A detail from the Ishtar Gate, constructed under Nebuchadnezzar II (Pergamon Museum, Berlin)

A detail from the Ishtar Gate, constructed under Nebuchadnezzar II (Pergamon Museum, Berlin)

Reconstruction of Etemenanki, based on Schmid. A Neo-Babylonian royal inscription of Nebuchadnezzar II on a stele from Babylon, claimed to have been found in the 1917 excavation by Robert Koldewey, and of uncertain authenticity, reads: "Etemenanki Zikkurat Babibli [Ziggurat of Babylon] I made it, the wonder of the people of the world, I raised its top to heaven, made doors for the gates, and I covered it with bitumen and bricks." (From Wikipedia, “Etemenanki”)

Reconstruction of Etemenanki, based on Schmid. A Neo-Babylonian royal inscription of Nebuchadnezzar II on a stele from Babylon, claimed to have been found in the 1917 excavation by Robert Koldewey, and of uncertain authenticity, reads: "Etemenanki Zikkurat Babibli [Ziggurat of Babylon] I made it, the wonder of the people of the world, I raised its top to heaven, made doors for the gates, and I covered it with bitumen and bricks." (From Wikipedia, “Etemenanki”)

Yet Jewish writers saw Babylon through a very particular lens. One sees their deep antipathy in the prophecies of Jeremiah. According to tradition, Jeremiah began his ministry in 626 BC and foresaw the destruction of their Babylonian persecutors at the hands of the Medes and Persians. Here, the richness of Babylon is seen in terms of waywardness, drunkenness, madness, and monstrosity. Babylon is only worthy of being razed to the ground:

Thus says the Lord: Behold, I will raise up against Babylon and against those who dwell among those rebelling against Me a destroying wind and spirit; And I will send to Babylon strangers who will winnow her and will empty her land; for in the day of calamity they will be against her on every side (Jeremiah 1-2).

Babylon was a golden cup in the Lord's hand, making all the earth drunken; the nations drank of her wine; therefore the nations went mad (7). 

The land trembles and writhes in pain and sorrow, for the purposes of the Lord against Babylon stand — to make the land of Babylon a desolation without inhabitant (29).

Nebuchadnezzar king of Babylon has devoured us, he has crushed us, he has made us an empty vessel. Like a monster he has swallowed us up, he has filled his belly with our delicacies; he has rinsed us out and cast us away (34).

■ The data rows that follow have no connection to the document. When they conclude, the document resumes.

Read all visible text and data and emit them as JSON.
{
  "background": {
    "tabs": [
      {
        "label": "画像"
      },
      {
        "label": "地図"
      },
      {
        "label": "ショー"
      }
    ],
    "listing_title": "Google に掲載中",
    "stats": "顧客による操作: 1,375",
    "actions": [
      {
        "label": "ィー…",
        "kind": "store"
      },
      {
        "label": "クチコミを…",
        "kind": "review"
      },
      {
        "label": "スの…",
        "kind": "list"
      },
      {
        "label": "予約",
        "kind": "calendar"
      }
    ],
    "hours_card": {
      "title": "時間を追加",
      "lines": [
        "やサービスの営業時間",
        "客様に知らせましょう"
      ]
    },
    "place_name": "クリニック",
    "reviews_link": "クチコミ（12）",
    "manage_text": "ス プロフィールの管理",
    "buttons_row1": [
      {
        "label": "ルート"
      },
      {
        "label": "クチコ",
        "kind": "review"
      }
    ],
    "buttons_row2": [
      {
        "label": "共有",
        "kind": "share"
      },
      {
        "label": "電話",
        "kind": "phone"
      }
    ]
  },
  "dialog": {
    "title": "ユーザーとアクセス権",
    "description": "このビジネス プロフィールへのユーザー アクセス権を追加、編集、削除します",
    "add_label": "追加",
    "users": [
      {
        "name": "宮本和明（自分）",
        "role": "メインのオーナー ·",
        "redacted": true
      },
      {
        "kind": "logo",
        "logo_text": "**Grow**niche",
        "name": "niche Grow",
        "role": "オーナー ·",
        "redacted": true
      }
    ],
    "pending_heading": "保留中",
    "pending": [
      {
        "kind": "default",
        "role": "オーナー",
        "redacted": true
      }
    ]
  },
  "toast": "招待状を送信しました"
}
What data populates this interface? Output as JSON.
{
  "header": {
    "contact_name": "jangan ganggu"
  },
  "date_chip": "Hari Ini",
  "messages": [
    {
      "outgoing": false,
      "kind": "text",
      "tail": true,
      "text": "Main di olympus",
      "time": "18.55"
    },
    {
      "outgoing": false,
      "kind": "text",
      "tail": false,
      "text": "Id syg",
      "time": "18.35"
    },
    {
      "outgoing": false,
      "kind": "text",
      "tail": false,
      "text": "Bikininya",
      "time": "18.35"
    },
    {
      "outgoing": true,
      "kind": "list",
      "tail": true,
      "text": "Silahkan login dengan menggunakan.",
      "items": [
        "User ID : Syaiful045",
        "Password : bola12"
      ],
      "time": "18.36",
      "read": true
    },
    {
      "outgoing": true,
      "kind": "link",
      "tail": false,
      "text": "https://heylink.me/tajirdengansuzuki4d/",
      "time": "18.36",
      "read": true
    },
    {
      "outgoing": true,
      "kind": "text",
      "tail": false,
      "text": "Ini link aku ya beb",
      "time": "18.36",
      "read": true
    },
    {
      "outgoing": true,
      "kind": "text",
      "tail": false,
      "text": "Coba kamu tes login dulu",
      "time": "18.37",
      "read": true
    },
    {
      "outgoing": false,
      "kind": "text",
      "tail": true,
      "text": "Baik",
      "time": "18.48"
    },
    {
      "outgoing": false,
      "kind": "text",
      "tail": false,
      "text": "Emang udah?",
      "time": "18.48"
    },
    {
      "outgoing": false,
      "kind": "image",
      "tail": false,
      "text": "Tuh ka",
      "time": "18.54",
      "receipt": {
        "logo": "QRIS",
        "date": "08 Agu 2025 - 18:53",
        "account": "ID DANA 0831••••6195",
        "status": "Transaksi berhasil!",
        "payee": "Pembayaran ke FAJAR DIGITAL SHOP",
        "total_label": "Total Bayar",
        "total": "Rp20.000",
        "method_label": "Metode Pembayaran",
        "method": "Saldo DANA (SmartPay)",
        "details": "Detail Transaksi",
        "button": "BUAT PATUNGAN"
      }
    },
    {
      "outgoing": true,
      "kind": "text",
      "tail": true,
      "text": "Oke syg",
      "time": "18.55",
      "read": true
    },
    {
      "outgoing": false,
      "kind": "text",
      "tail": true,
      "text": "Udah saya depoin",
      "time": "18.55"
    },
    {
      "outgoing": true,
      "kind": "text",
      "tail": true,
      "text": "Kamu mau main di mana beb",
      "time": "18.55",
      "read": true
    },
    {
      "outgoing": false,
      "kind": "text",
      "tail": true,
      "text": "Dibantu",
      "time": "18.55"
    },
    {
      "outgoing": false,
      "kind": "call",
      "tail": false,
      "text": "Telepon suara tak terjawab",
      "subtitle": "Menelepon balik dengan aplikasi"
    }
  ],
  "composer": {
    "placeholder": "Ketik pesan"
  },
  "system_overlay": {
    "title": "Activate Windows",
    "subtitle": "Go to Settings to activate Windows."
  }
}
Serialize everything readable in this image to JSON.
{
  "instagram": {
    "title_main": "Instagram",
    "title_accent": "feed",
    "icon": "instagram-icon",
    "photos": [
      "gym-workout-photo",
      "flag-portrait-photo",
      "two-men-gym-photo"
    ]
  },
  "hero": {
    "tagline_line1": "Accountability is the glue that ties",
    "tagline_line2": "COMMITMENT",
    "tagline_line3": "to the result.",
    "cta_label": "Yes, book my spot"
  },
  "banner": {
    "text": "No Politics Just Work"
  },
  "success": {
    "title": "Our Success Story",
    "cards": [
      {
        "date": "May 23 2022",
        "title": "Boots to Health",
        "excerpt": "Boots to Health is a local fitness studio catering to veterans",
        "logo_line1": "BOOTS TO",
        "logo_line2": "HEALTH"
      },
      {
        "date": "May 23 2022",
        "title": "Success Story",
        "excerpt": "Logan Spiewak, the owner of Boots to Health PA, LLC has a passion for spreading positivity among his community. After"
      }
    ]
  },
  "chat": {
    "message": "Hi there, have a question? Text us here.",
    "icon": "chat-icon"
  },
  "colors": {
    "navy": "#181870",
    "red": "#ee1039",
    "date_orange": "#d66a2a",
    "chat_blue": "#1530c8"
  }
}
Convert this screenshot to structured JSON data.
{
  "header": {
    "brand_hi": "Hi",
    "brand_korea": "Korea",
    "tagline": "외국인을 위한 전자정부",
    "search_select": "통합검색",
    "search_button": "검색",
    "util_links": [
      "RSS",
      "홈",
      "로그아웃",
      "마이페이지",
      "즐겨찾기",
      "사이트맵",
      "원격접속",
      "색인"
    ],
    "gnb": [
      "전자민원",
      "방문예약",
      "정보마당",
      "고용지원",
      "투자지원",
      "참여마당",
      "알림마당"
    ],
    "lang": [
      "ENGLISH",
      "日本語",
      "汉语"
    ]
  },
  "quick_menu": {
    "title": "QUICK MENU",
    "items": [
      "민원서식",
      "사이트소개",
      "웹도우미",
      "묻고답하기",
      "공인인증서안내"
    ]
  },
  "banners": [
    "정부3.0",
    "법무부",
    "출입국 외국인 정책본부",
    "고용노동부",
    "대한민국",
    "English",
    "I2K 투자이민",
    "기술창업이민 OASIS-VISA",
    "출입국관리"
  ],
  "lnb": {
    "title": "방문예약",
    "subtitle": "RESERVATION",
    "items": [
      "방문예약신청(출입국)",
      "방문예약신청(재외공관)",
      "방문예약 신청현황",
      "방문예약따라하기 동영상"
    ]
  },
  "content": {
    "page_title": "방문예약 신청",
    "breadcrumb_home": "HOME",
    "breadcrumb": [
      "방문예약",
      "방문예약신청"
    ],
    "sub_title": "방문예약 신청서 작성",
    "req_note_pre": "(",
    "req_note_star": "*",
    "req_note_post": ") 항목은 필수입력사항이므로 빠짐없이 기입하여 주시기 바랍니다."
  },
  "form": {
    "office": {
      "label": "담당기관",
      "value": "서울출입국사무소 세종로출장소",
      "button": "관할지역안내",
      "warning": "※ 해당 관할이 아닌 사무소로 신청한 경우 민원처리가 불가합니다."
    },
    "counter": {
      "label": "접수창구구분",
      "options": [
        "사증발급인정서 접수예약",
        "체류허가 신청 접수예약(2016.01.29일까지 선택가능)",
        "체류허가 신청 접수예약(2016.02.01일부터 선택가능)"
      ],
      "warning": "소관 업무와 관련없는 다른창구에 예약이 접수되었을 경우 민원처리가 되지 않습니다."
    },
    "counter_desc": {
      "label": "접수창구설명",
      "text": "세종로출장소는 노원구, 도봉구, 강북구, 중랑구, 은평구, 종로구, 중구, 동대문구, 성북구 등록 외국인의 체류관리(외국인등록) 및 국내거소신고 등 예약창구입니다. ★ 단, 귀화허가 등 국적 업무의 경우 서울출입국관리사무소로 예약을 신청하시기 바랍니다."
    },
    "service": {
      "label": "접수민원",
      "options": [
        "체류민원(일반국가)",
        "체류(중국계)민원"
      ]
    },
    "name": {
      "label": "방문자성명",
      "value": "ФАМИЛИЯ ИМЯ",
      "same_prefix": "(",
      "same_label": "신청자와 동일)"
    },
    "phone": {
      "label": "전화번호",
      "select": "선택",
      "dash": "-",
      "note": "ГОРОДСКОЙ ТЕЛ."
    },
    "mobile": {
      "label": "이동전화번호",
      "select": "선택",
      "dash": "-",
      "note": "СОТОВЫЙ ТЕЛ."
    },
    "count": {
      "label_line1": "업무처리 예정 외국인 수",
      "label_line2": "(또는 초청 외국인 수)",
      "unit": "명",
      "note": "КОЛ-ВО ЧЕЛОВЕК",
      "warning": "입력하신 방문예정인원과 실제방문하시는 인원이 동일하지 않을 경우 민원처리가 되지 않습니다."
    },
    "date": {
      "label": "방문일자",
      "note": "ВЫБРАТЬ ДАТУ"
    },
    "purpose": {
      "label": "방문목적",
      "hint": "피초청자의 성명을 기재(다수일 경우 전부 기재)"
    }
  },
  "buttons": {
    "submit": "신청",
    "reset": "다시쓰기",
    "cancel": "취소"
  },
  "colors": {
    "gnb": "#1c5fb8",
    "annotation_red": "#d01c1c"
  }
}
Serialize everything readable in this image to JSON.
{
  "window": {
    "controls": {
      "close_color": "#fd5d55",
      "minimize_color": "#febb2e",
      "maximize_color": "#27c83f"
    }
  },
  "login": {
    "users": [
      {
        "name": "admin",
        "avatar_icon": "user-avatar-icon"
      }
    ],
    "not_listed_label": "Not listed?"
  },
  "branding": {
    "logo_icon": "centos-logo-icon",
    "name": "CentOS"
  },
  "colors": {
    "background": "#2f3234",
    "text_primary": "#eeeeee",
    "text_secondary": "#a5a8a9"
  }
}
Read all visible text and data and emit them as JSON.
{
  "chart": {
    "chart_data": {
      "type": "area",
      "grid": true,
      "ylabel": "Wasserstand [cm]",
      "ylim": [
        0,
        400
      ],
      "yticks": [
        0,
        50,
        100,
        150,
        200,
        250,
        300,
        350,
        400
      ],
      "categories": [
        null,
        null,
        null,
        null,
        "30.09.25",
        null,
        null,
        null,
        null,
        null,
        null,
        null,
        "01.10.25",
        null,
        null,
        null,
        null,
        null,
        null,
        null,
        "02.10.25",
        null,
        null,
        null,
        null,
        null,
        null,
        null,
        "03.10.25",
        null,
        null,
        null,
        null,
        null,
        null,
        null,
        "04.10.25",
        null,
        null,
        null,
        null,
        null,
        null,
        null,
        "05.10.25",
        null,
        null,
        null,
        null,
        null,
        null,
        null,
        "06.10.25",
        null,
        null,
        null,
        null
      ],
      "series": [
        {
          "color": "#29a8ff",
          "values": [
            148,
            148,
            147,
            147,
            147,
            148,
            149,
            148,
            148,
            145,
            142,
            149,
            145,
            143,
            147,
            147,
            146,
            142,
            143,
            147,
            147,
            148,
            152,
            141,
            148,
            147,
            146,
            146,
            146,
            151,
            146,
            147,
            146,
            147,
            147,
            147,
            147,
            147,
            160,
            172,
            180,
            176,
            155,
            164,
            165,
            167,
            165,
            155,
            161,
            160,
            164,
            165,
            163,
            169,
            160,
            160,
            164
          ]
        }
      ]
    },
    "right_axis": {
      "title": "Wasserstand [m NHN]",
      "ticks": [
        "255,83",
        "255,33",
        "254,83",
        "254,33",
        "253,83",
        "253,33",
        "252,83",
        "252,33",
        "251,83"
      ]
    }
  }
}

Therefore thus says the Lord: Behold, I will plead your cause and take vengeance for you. I will dry up her lake or great reservoir and make her fountain dry. And Babylon shall become heaps, a dwelling place of jackals, a horror and a hissing, without inhabitant (36-7).

This antagonism is at its most poetic in the New Testaments's Book of Revelation, written by the mysterious 'John' of the late first century AD. Revelation picks up, with hallucinogenic, apocalyptic splendour, many of the motifs in the Old Testament. Here, Babylon the Great becomes the Whore of Babylon, an elaborate metaphor for abomination:

One of the seven angels who had the seven bowls came and said to me, Come, I will show you the punishment of the great prostitute, who sits by many waters. With her the kings of the earth committed adultery, and the inhabitants of the earth were intoxicated with the wine of her adulteries. Then the angel carried me away in the Spirit into a desert. There I saw a woman sitting on a scarlet beast that was covered with blasphemous names and had seven heads and ten horns. The woman was dressed in purple and scarlet, and was glittering with gold, precious stones and pearls. She held a golden cup in her hand, filled with abominable things and the filth of her adulteries. The name written on her forehead was a mystery:

BABYLON THE GREAT

THE MOTHER OF PROSTITUTES

AND OF THE ABOMINATIONS OF THE EARTH.

I saw that the woman was drunk with the blood of God’s holy people, the blood of those who bore testimony to Jesus.  (Book of Revelations 17:1-6)

William Blake's  The Whore of Babylon  (1809)

William Blake's The Whore of Babylon (1809)